• [Required work]:
Return all lines of the data in which the string "Cleaning" occurs.
·····
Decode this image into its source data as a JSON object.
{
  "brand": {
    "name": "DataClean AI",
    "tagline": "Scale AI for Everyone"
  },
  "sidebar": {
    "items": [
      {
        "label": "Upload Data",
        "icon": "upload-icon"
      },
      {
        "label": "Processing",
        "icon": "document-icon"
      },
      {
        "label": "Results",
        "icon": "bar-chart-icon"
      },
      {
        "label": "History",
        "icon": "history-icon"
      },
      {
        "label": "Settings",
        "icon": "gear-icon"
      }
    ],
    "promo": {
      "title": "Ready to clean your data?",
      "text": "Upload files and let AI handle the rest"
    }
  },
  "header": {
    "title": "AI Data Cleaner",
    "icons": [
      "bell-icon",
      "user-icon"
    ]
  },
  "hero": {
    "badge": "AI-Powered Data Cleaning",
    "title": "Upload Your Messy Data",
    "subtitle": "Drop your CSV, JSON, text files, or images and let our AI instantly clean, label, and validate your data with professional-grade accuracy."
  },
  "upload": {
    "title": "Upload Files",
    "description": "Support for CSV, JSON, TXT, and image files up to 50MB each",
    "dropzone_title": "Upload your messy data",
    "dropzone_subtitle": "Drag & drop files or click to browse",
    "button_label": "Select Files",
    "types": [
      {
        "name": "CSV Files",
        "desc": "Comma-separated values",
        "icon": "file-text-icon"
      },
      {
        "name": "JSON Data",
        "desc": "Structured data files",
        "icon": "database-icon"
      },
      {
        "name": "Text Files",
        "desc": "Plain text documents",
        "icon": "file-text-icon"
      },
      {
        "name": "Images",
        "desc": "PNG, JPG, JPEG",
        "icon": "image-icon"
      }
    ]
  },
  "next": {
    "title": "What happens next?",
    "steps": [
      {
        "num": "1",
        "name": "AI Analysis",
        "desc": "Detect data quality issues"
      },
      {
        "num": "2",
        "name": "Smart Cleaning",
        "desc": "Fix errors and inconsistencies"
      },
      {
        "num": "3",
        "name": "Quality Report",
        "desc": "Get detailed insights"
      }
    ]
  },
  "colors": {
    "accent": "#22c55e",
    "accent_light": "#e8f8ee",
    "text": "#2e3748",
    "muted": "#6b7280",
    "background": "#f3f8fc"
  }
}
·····
• [Result for this task]:
    "badge": "AI-Powered Data Cleaning",
        "name": "Smart Cleaning",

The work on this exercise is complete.